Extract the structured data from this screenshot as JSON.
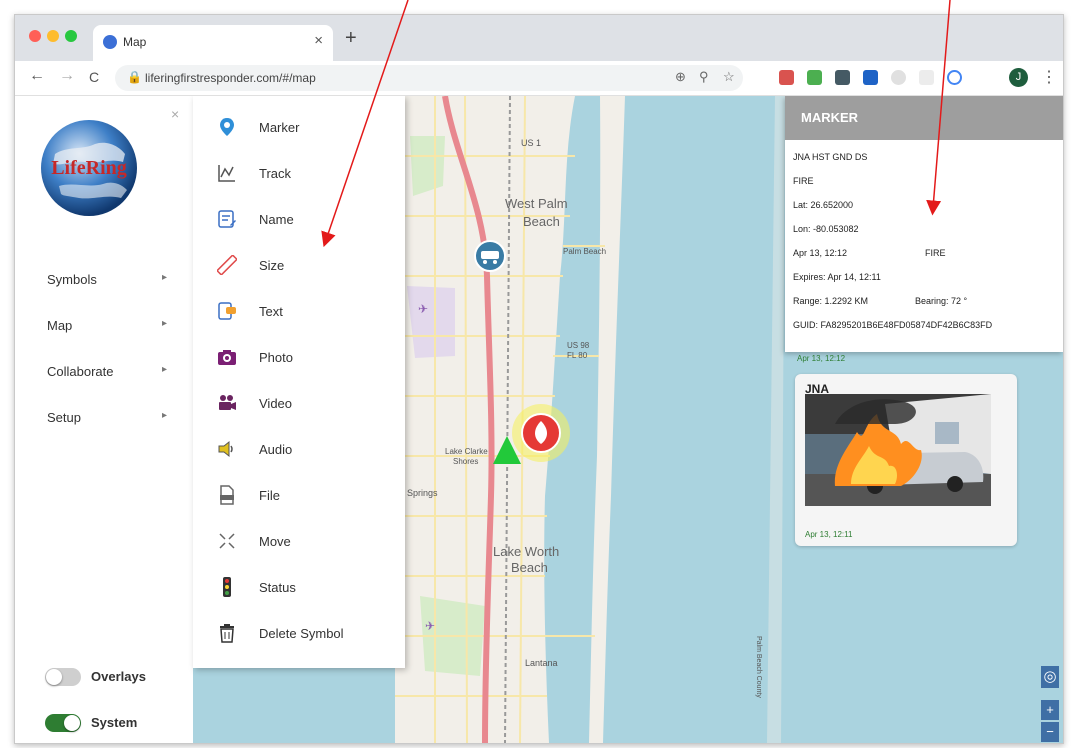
{
  "browser": {
    "tab_title": "Map",
    "tab_close": "×",
    "new_tab": "+",
    "url": "liferingfirstresponder.com/#/map",
    "nav": {
      "back": "←",
      "forward": "→",
      "reload": "C"
    },
    "menu": "⋮",
    "avatar_letter": "J",
    "traffic_light_colors": [
      "#ff5f57",
      "#febc2e",
      "#28c840"
    ]
  },
  "sidebar": {
    "logo_text": "LifeRing",
    "close_label": "×",
    "items": [
      {
        "label": "Symbols",
        "chevron": "▸"
      },
      {
        "label": "Map",
        "chevron": "▸"
      },
      {
        "label": "Collaborate",
        "chevron": "▸"
      },
      {
        "label": "Setup",
        "chevron": "▸"
      }
    ],
    "toggles": [
      {
        "label": "Overlays",
        "on": false
      },
      {
        "label": "System",
        "on": true
      }
    ],
    "toggle_on_color": "#2e7d32"
  },
  "submenu": {
    "items": [
      {
        "label": "Marker",
        "icon": "map-pin-icon"
      },
      {
        "label": "Track",
        "icon": "track-chart-icon"
      },
      {
        "label": "Name",
        "icon": "edit-name-icon"
      },
      {
        "label": "Size",
        "icon": "ruler-icon"
      },
      {
        "label": "Text",
        "icon": "text-note-icon"
      },
      {
        "label": "Photo",
        "icon": "camera-icon"
      },
      {
        "label": "Video",
        "icon": "video-camera-icon"
      },
      {
        "label": "Audio",
        "icon": "speaker-icon"
      },
      {
        "label": "File",
        "icon": "file-icon"
      },
      {
        "label": "Move",
        "icon": "move-arrows-icon"
      },
      {
        "label": "Status",
        "icon": "traffic-light-icon"
      },
      {
        "label": "Delete Symbol",
        "icon": "trash-icon"
      }
    ]
  },
  "map": {
    "labels": [
      {
        "text": "US 1"
      },
      {
        "text": "West Palm"
      },
      {
        "text": "Beach"
      },
      {
        "text": "Palm Beach"
      },
      {
        "text": "US 98"
      },
      {
        "text": "FL 80"
      },
      {
        "text": "Lake Clarke"
      },
      {
        "text": "Shores"
      },
      {
        "text": "Springs"
      },
      {
        "text": "Lake Worth"
      },
      {
        "text": "Beach"
      },
      {
        "text": "Lantana"
      },
      {
        "text": "Palm Beach County"
      }
    ],
    "controls": {
      "locate": "◎",
      "zoom_in": "+",
      "zoom_out": "−"
    },
    "water_color": "#aad3df",
    "land_color": "#f2efe9",
    "fire_marker_color": "#e53935",
    "marker_halo_color": "#f5f05a",
    "vehicle_marker_color": "#3a7ca5",
    "triangle_color": "#22c93a"
  },
  "marker_panel": {
    "header": "MARKER",
    "lines": {
      "name": "JNA HST GND DS",
      "type": "FIRE",
      "lat": "Lat: 26.652000",
      "lon": "Lon: -80.053082",
      "time": "Apr 13, 12:12",
      "time_type": "FIRE",
      "expires": "Expires: Apr 14, 12:11",
      "range": "Range: 1.2292 KM",
      "bearing": "Bearing: 72 °",
      "guid": "GUID: FA8295201B6E48FD05874DF42B6C83FD"
    },
    "chat_time_1": "Apr 13, 12:12",
    "chat_sender": "JNA",
    "chat_time_2": "Apr 13, 12:11",
    "header_color": "#9e9e9e"
  }
}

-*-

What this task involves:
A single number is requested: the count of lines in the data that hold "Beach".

Problem solution:
4